[Items from a dataset]
*** Block opens ***

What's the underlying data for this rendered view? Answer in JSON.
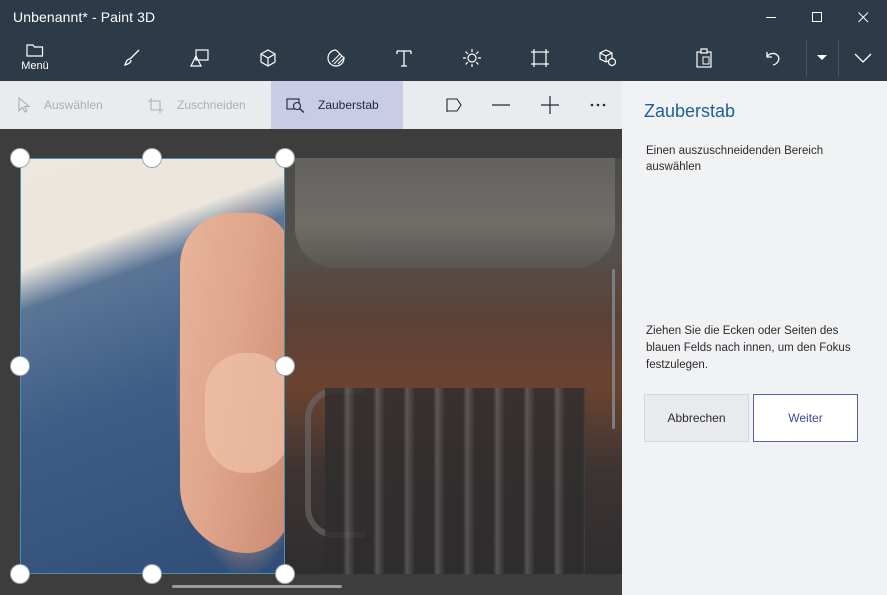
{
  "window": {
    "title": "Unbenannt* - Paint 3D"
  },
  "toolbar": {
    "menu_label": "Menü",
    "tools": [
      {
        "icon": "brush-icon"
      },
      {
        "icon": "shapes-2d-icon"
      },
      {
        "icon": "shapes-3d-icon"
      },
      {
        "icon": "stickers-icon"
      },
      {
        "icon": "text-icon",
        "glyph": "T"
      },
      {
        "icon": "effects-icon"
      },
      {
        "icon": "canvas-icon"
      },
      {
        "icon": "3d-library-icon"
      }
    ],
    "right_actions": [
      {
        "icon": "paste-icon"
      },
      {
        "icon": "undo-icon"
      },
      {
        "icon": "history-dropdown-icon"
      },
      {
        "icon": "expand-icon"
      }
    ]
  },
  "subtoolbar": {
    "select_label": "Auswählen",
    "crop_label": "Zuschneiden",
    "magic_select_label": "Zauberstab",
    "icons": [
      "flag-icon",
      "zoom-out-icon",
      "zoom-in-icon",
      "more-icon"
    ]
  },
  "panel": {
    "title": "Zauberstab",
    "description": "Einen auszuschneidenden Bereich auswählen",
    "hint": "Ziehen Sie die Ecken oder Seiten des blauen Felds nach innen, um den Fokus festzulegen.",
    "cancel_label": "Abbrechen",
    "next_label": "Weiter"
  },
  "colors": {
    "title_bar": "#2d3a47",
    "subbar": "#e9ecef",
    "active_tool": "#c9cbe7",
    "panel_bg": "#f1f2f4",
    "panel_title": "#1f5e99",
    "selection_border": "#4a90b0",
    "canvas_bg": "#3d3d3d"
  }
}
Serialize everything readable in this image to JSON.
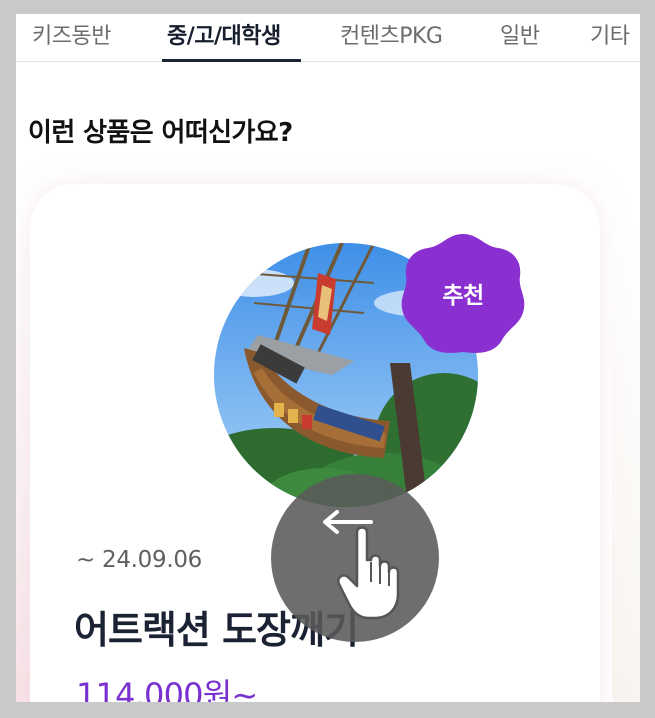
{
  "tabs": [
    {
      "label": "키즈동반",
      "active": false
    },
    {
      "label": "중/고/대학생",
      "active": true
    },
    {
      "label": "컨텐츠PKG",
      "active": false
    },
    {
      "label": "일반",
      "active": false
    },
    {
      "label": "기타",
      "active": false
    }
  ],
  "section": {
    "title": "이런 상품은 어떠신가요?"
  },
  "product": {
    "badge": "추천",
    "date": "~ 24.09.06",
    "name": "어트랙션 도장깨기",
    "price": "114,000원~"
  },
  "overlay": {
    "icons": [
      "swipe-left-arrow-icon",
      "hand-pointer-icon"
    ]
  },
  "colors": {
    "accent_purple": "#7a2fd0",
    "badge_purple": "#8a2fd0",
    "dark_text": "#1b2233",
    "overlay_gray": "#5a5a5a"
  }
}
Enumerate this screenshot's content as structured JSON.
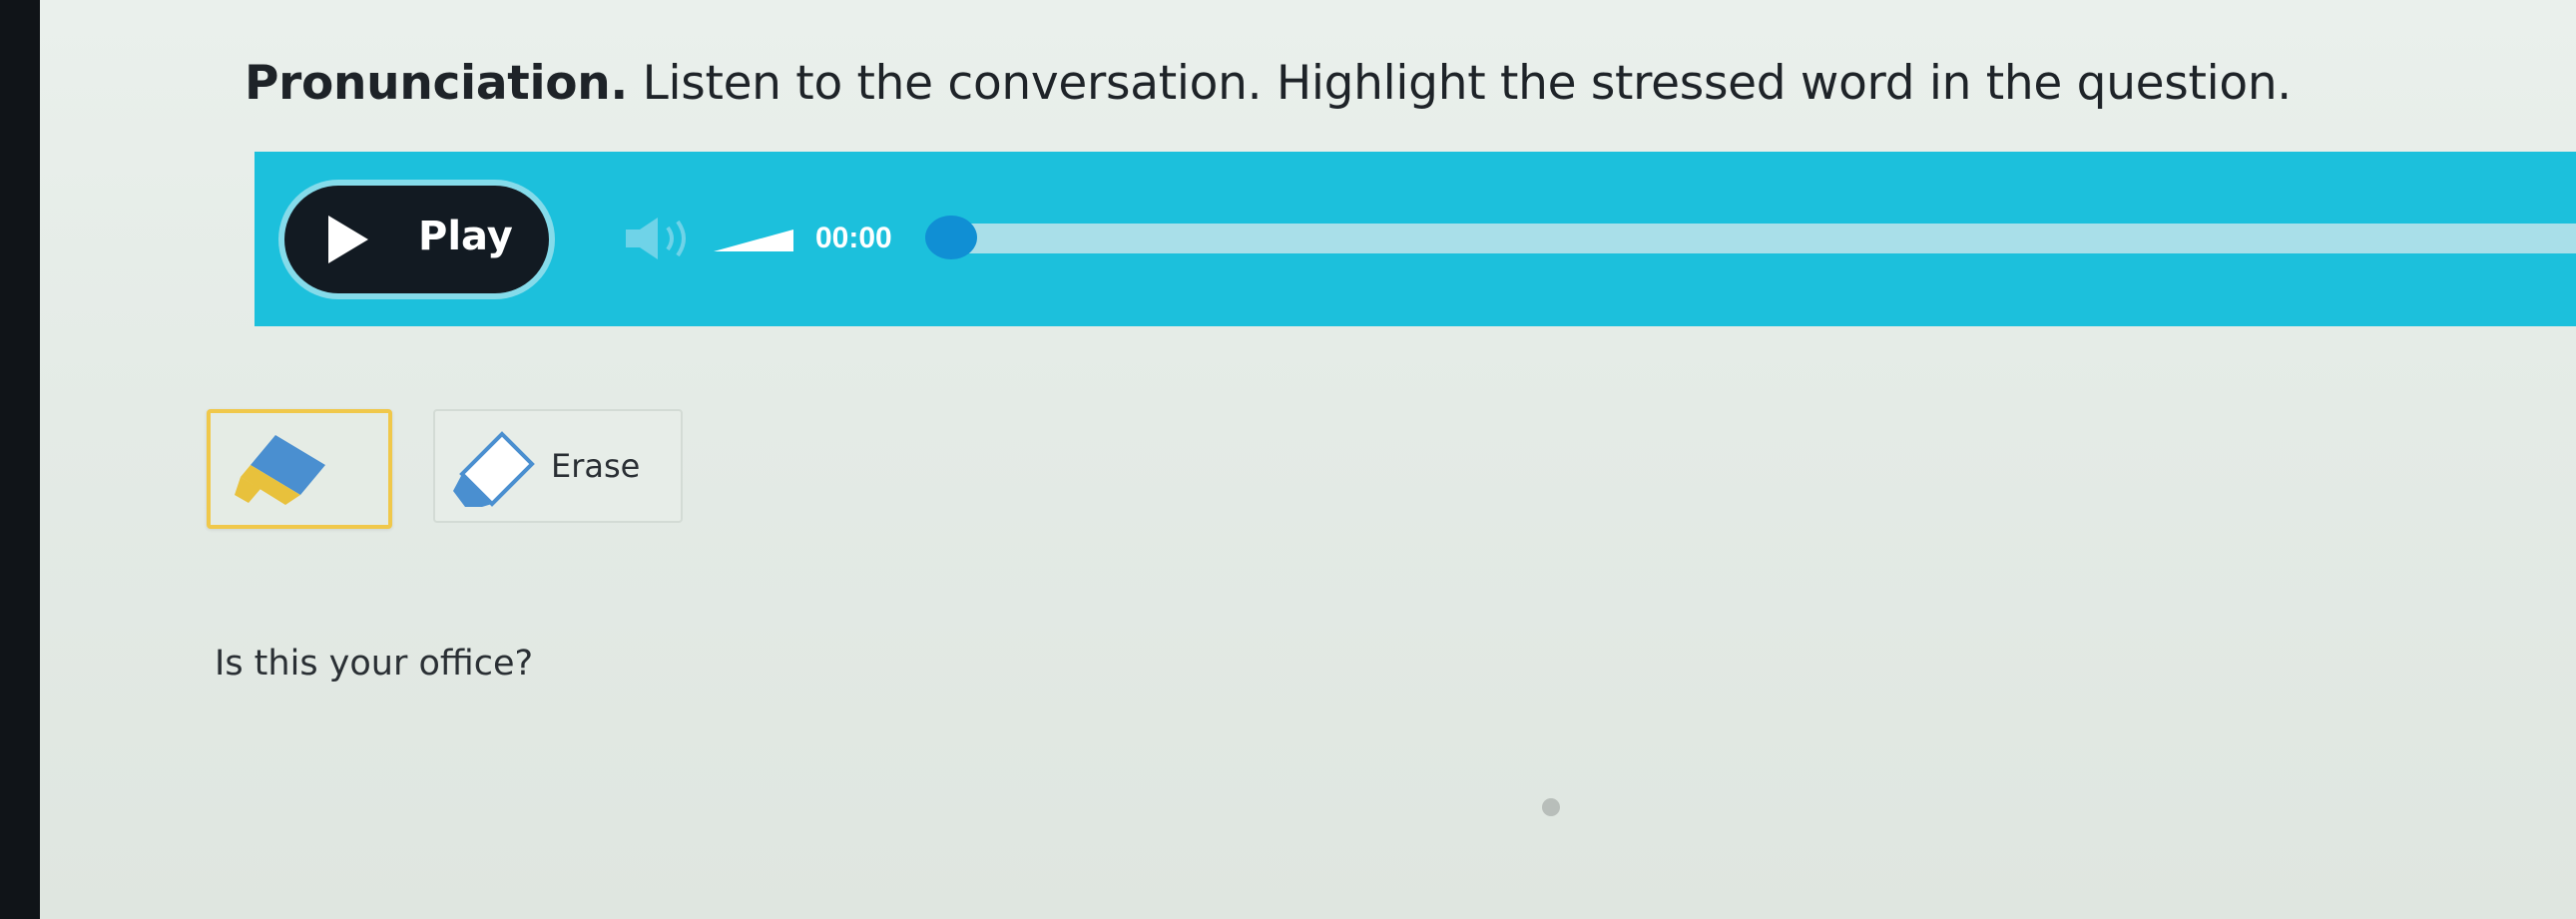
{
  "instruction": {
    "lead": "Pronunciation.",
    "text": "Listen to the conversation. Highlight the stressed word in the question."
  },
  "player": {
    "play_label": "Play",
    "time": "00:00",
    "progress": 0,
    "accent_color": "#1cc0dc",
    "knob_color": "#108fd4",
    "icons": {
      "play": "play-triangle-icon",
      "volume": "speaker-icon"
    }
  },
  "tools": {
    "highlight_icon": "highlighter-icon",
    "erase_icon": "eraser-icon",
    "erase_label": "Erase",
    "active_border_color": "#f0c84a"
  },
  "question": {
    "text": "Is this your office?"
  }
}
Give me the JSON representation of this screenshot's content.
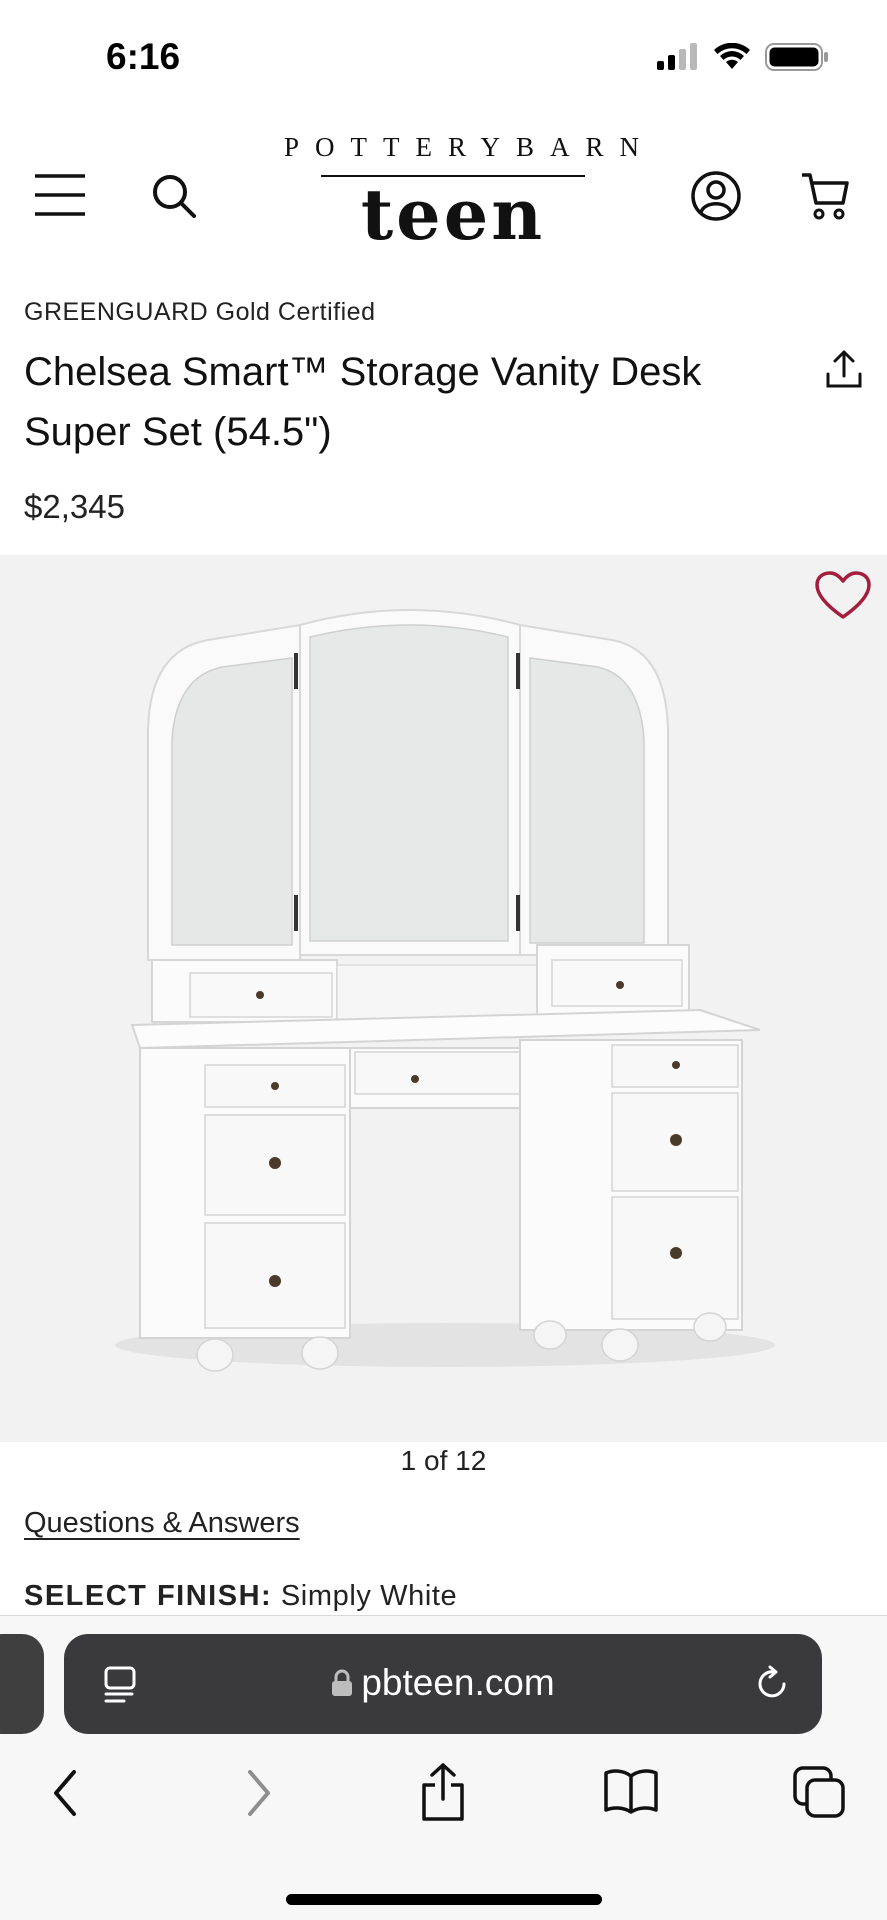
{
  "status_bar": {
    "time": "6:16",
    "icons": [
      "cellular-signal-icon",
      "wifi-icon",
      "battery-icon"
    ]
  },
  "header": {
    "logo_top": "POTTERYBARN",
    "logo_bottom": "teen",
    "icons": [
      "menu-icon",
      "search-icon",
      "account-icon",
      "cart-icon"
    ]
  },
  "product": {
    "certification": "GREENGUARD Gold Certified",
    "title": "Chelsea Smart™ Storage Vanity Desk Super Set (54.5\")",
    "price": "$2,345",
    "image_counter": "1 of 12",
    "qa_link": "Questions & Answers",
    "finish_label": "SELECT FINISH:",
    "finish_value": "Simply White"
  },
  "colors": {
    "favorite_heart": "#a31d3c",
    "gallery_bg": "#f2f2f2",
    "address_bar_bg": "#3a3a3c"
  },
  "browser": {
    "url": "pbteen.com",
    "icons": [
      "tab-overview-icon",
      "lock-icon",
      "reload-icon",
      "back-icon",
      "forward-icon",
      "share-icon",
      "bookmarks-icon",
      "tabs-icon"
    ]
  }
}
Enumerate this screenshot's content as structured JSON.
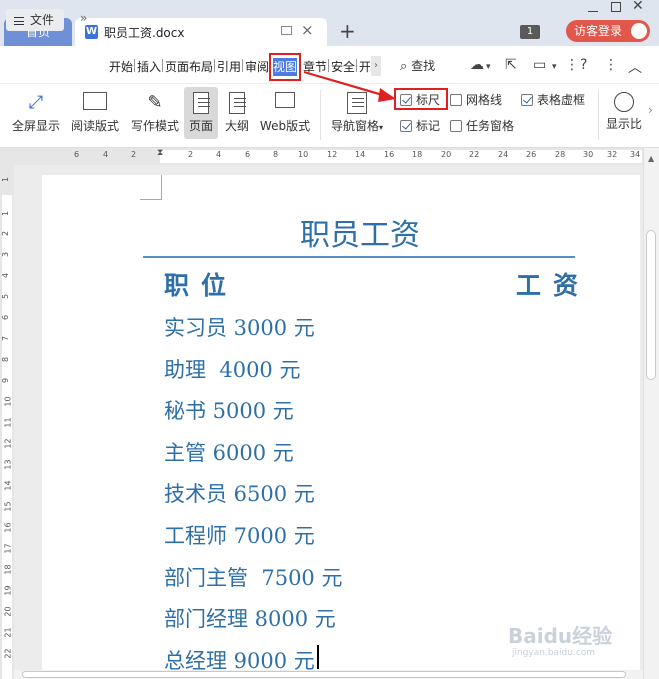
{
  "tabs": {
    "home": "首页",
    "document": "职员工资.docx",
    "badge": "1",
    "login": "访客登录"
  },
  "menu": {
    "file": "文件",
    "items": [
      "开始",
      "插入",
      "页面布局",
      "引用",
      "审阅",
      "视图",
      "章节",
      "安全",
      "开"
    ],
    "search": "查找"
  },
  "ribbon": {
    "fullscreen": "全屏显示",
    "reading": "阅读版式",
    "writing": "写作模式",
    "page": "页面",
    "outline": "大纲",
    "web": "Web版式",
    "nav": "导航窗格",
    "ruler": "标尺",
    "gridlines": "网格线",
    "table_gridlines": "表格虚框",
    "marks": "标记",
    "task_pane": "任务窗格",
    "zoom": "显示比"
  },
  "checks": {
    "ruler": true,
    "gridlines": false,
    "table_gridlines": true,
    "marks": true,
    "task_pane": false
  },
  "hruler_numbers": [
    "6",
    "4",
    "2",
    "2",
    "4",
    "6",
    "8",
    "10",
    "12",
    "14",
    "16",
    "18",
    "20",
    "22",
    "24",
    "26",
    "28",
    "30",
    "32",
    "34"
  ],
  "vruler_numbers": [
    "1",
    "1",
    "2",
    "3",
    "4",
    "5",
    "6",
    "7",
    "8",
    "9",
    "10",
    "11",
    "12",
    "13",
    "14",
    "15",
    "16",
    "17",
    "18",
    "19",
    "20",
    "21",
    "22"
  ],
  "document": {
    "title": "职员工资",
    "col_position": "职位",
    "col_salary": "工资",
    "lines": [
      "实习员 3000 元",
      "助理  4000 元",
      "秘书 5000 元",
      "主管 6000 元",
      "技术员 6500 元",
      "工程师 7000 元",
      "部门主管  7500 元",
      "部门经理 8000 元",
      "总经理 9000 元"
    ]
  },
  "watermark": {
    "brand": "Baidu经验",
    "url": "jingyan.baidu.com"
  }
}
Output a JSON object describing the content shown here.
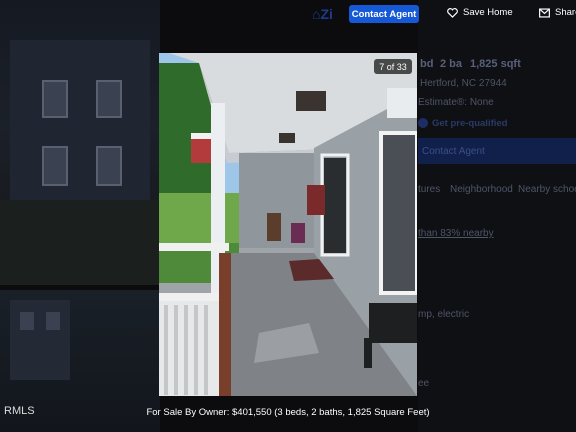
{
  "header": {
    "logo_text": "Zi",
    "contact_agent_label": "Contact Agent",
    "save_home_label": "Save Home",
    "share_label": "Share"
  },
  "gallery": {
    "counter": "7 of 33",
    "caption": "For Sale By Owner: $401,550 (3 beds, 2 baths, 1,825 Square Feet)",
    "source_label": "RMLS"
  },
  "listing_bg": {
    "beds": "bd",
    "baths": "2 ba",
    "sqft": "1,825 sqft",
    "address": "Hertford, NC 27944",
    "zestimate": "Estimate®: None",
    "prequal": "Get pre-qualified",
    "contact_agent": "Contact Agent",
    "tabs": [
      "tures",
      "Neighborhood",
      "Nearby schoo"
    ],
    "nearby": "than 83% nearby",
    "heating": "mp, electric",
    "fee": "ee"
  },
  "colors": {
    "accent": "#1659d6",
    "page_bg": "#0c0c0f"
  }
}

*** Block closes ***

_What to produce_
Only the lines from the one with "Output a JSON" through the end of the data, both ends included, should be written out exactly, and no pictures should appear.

_Written reply_
Output a JSON object describing the content shown here.
{
  "header": {
    "logo_text": "Zi",
    "contact_agent_label": "Contact Agent",
    "save_home_label": "Save Home",
    "share_label": "Share"
  },
  "gallery": {
    "counter": "7 of 33",
    "caption": "For Sale By Owner: $401,550 (3 beds, 2 baths, 1,825 Square Feet)",
    "source_label": "RMLS"
  },
  "listing_bg": {
    "beds": "bd",
    "baths": "2 ba",
    "sqft": "1,825 sqft",
    "address": "Hertford, NC 27944",
    "zestimate": "Estimate®: None",
    "prequal": "Get pre-qualified",
    "contact_agent": "Contact Agent",
    "tabs": [
      "tures",
      "Neighborhood",
      "Nearby schoo"
    ],
    "nearby": "than 83% nearby",
    "heating": "mp, electric",
    "fee": "ee"
  },
  "colors": {
    "accent": "#1659d6",
    "page_bg": "#0c0c0f"
  }
}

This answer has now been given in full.